slope and eventually saw one getting blown away from me but that was my
There were a few Meadow Browns and
Small Heaths amongst the grasses, Thyme, Rockroses, Yellowwort and Squinancy
Wort but it was very frustrating so I headed back down to the car seeing two
Emperor Dragonflies on the way.
ladies on their way up told me of some Orchids on the otherside of the road so
I crossed over for a look at this meadow.
A Brown Hawker hunted the tree line and the grass was dotted with the
pale pink spires of Common Spotted and cerise triangles of Pyramidal Orchid. Some of the latter was truly huge! I found four spikes of almost gone over Great
Butterfly Orchid and likewise some Twayblade.
|All above Common Spotted Orchids|
|Greater Butterfly Orchid|
My best find though was a fly – I knew roughly what it was
as soon as I saw it – a Villa – a relative of the Beeflies and later reading
identified it as the very scarce and local Villa cingulata. It would appear that it may even be a new
site for this Downland specialist.
Down in the meadow I fooled myself into thinking that the
wind had dropped and so gave the Hill another go. It had warmed slightly but was still gusty
but I persevered and saw three Large Blues including one that landed briefly
with its wings out before allowing a close approach. It was so windy that I had to risk holding
the Clover it was sitting on but I got lucky and it was too chilled to go
I almost had a spring in my step as I headed back down and
even added my first Marbled White of the year and a fine immature male Scarce
Chaser to the list although I am not sure what the latter was doing up there!
|Glastonbury Tor from Collard Hill |
After a Glastonbury pasty lunch from Burns The Bread in
Somerton I went cross country toward Red Hill and the road bridge viewpoint that I have
used previously to look across the Parrett Valley for Common Cranes. The added height was worth it as despite the
swathes of grassland as far as I could see I got lucky and what I think was a
family party of three took off about a mile away and on landing out of site
spooked two more who came in to move them along. Three Cattle Egrets were seen moving ahead of
a distant herd and a male Marsh Harrier quartered the fields. Reed Buntings and Skylarks sang and it felt
like there should have been Quail out there invisibly singing.
|There be Cranes out there!|
A wander around the Avolon Marshes Centre followed and I
then escaped for a short circular walk at the west end of Shapwick Heath. I was not out long as I was wearing my shorts

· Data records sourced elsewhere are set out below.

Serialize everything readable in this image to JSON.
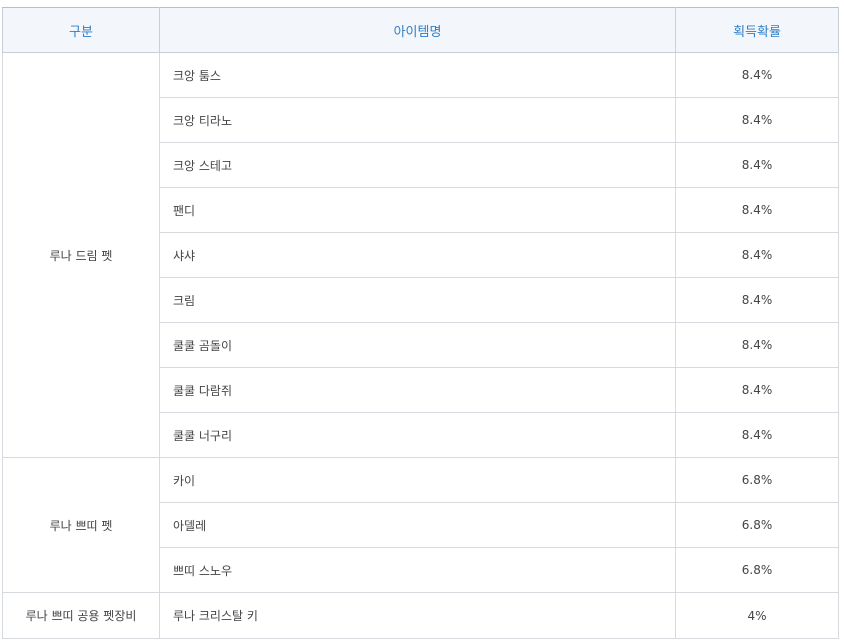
{
  "table": {
    "headers": [
      "구분",
      "아이템명",
      "획득확률"
    ],
    "groups": [
      {
        "category": "루나 드림 펫",
        "items": [
          {
            "name": "크앙 툼스",
            "rate": "8.4%"
          },
          {
            "name": "크앙 티라노",
            "rate": "8.4%"
          },
          {
            "name": "크앙 스테고",
            "rate": "8.4%"
          },
          {
            "name": "팬디",
            "rate": "8.4%"
          },
          {
            "name": "샤샤",
            "rate": "8.4%"
          },
          {
            "name": "크림",
            "rate": "8.4%"
          },
          {
            "name": "쿨쿨 곰돌이",
            "rate": "8.4%"
          },
          {
            "name": "쿨쿨 다람쥐",
            "rate": "8.4%"
          },
          {
            "name": "쿨쿨 너구리",
            "rate": "8.4%"
          }
        ]
      },
      {
        "category": "루나 쁘띠 펫",
        "items": [
          {
            "name": "카이",
            "rate": "6.8%"
          },
          {
            "name": "아델레",
            "rate": "6.8%"
          },
          {
            "name": "쁘띠 스노우",
            "rate": "6.8%"
          }
        ]
      },
      {
        "category": "루나 쁘띠 공용 펫장비",
        "items": [
          {
            "name": "루나 크리스탈 키",
            "rate": "4%"
          }
        ]
      }
    ]
  }
}
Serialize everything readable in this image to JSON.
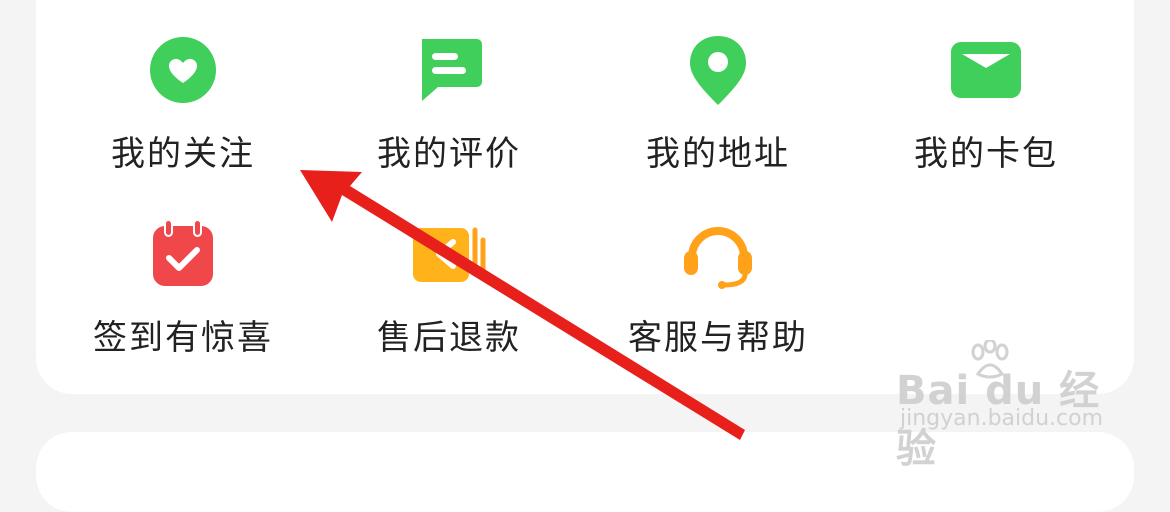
{
  "menu": {
    "items": [
      {
        "label": "我的关注",
        "icon": "heart-icon"
      },
      {
        "label": "我的评价",
        "icon": "comment-icon"
      },
      {
        "label": "我的地址",
        "icon": "location-pin-icon"
      },
      {
        "label": "我的卡包",
        "icon": "card-wallet-icon"
      },
      {
        "label": "签到有惊喜",
        "icon": "calendar-check-icon"
      },
      {
        "label": "售后退款",
        "icon": "refund-icon"
      },
      {
        "label": "客服与帮助",
        "icon": "headset-icon"
      }
    ]
  },
  "watermark": {
    "brand": "Bai du 经验",
    "url": "jingyan.baidu.com"
  },
  "colors": {
    "green": "#3fcf5a",
    "red": "#f0484a",
    "orange": "#ffa21a",
    "arrow": "#e8201c"
  }
}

and the Mosquitoes on the loop trail there were huge and voracious. Even then I
still wanted to know what species they were as they were not the black and
white stripy legged I get at home!
A patch of sunlit Brambles near the entrance appeared Mossie
free and I spent some time there watching a couple of impressive Xylota
sylvarum padulating leaves for sap and a collection of other nice Hovers before
returning to base.
An evening drive up
Cheddar Gorge was again grey and windy before dinner at the Bath Arms in
I went out with the Bat detector at about 10pm. It was still
not dark and I was picking up lots of sound from Cheddar Yeo. I suspected Daubentons and recorded the
detector while watching dozens of them zipping to and from the bridge in one of
the most mesmerizing wildlife encounters I have ever had.
Volume up and look for the bats zooming around!
Time to go home with a last minute Kingfisher on the river
with the Grey Wagtails to send me off.
The journey home was once again cross country before a lunchtime
diversion onto Salisbury Plain for a drive around of the tracks and a scan of
the horizons for Bustard shaped blobs.
No joy was had but the sky was clear and the views expansive and
although chilly it was worth diverting for, with the sound of Skylarks and Corn
Buntings all around and Yellow Wagtail, Reed Bunting, Linnets, Stonechats and
Whinchats were all seen on the way through along with Red Kite and Buzzard.
The M3 was kind until the very top when it ground to a halt
approaching the M25. I foolishly headed
into town on the M3 and then spent the next hour wiggling back to the M25 via
the delights of Hampton Court, Esher and both Kempton park and Sandown